Pictures of fern fossils from St. Clair, Pennsylvania. These plants grew in the Late Carboniferous or Pennsylvanian Period and can be found in the Llewellyn Formation.  Fossils compliments of Shamalama.

St. Clair is famous for the white appearance of their plant fossils which caused by aluminum silicate or pyrophyllite. This first fossil is Alethopteris.


Modern fern image to use as comparison to fossil.





Sunday, April 18, 2010

Hexagonaria Coral


This nice fossil find is from the Jeffersonville Limestone of Louisville, Kentucky.  It is a Hexagonaria coral that existed in the Middle Devonian Period. For more information, see Erwin Stumm's Silurian and Devonian Corals of the Falls of the Ohio pages 43-44 and plates 38-39 (pages 128-131).  The last picture is another fragment I found.

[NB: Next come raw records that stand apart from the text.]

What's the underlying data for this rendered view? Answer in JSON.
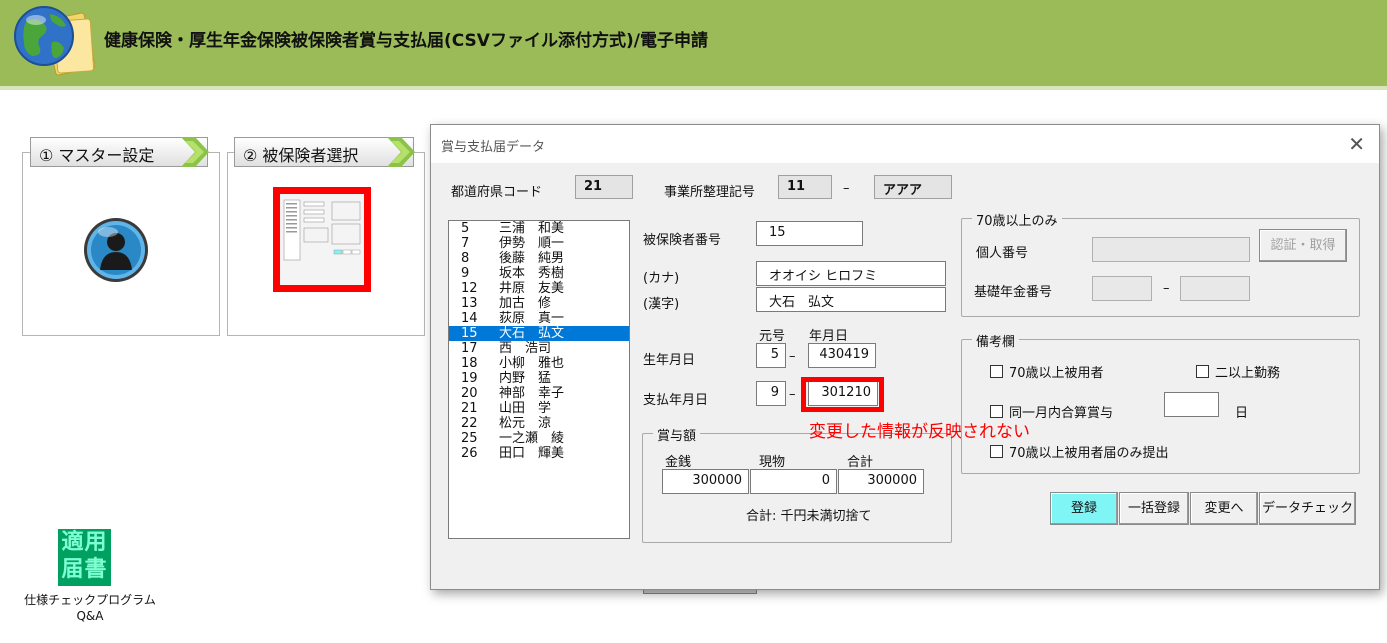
{
  "app": {
    "title": "健康保険・厚生年金保険被保険者賞与支払届(CSVファイル添付方式)/電子申請"
  },
  "steps": [
    {
      "label": "① マスター設定"
    },
    {
      "label": "② 被保険者選択"
    }
  ],
  "side": {
    "badge_line1": "適用",
    "badge_line2": "届書",
    "label_line1": "仕様チェックプログラム",
    "label_line2": "Q&A"
  },
  "dialog": {
    "title": "賞与支払届データ",
    "close": "✕",
    "pref_code_label": "都道府県コード",
    "pref_code": "21",
    "office_label": "事業所整理記号",
    "office_code": "11",
    "office_dash": "–",
    "office_name": "アアア",
    "list": [
      {
        "num": "5",
        "name": "三浦　和美"
      },
      {
        "num": "7",
        "name": "伊勢　順一"
      },
      {
        "num": "8",
        "name": "後藤　純男"
      },
      {
        "num": "9",
        "name": "坂本　秀樹"
      },
      {
        "num": "12",
        "name": "井原　友美"
      },
      {
        "num": "13",
        "name": "加古　修"
      },
      {
        "num": "14",
        "name": "荻原　真一"
      },
      {
        "num": "15",
        "name": "大石　弘文"
      },
      {
        "num": "17",
        "name": "西　浩司"
      },
      {
        "num": "18",
        "name": "小柳　雅也"
      },
      {
        "num": "19",
        "name": "内野　猛"
      },
      {
        "num": "20",
        "name": "神部　幸子"
      },
      {
        "num": "21",
        "name": "山田　学"
      },
      {
        "num": "22",
        "name": "松元　涼"
      },
      {
        "num": "25",
        "name": "一之瀬　綾"
      },
      {
        "num": "26",
        "name": "田口　輝美"
      }
    ],
    "selected_index": 7,
    "insured_no_label": "被保険者番号",
    "insured_no": "15",
    "kana_label": "(カナ)",
    "kana": "オオイシ ヒロフミ",
    "kanji_label": "(漢字)",
    "kanji": "大石　弘文",
    "era_header": "元号",
    "ymd_header": "年月日",
    "birth_label": "生年月日",
    "birth_era": "5",
    "birth_date": "430419",
    "pay_label": "支払年月日",
    "pay_era": "9",
    "pay_date": "301210",
    "dash": "–",
    "bonus_group": "賞与額",
    "cash_label": "金銭",
    "goods_label": "現物",
    "total_label": "合計",
    "cash": "300000",
    "goods": "0",
    "total": "300000",
    "total_note": "合計: 千円未満切捨て",
    "over70_group": "70歳以上のみ",
    "personal_no_label": "個人番号",
    "auth_button": "認証・取得",
    "pension_no_label": "基礎年金番号",
    "pension_dash": "–",
    "remarks_group": "備考欄",
    "chk_over70": "70歳以上被用者",
    "chk_multi": "二以上勤務",
    "chk_same_month": "同一月内合算賞与",
    "day_unit": "日",
    "chk_over70_only": "70歳以上被用者届のみ提出",
    "btn_register": "登録",
    "btn_bulk": "一括登録",
    "btn_change": "変更へ",
    "btn_check": "データチェック",
    "annotation": "変更した情報が反映されない"
  },
  "colors": {
    "header": "#9bbb59",
    "highlight": "#ff0000",
    "selection": "#0078d7",
    "primary_button": "#7ff5f5"
  }
}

Saturday, April 17, 2010

Walking With Dinosaurs


It is Thunder Over Louisville day here in Louisville Kentucky which is an event that is part of the celebration leading up to the Kentucky Derby.   The day is marked by an air show and capped off with one of the largest firework displays in the United States.  I usually leave in the evening before the large crowds (sometimes numbering in 500,000-750,000 people are at full force).  Here is a picture of a F-16 almost hovering over the Kennedy Bridge downtown.



As in past years, I have volunteered at the Louisville Science Center for their fundraiser, ThunderBlast.  This year we had a special visitor from the show Walking with Dinosaurs - The Arena Spectacular.  This baby Tyrannosaurus rex replica suit is part of a show that will be visiting Louisville's Freedom Hall May 14-16, 2010.  Note to self: next year bring sunblock and a hat!


I was sort of expecting some sort of animatronic creature but the suit has a person in and you can see their legs which somewhat removes the realism.  But the movement, sounds and crowd interaction were good and it made for a fun event.




The T. rex would move along the crowd and kids wanted to pet it which it would them but then suddenly snap at them causing them to jump or laugh.  It was interesting to watch the interactions.  Unfortunately for the girl in front of me holding the hot dog and fries, it startled her into dropping her meal.


The T. rex then sort of roared (shriked, laughed, ???) after sending her lunch to the pavement.  It did not go to waste, I saw somebody afterward pick it up for their dog to eat.



Baby T. rex will be making some more appearances around Louisville this month:

Sunday, April 18, 2010 at the Louisville Bats vs. Columbus Clippers game at Louisville Slugger Field, 6:05 pm

Monday, April 19, 2010 at Fourth Street Live! 11 am to 1 pm

Monday, April 19, 2010 at Kentucky Exposition Center's North Wing front patio 3:30 pm to 6 pm

The main show will be May 14-16, 2010 at Freedom Hall check www.freedomhall.org or www.dinosaurlive.com for more information. "Get your tickets before they're extinct!"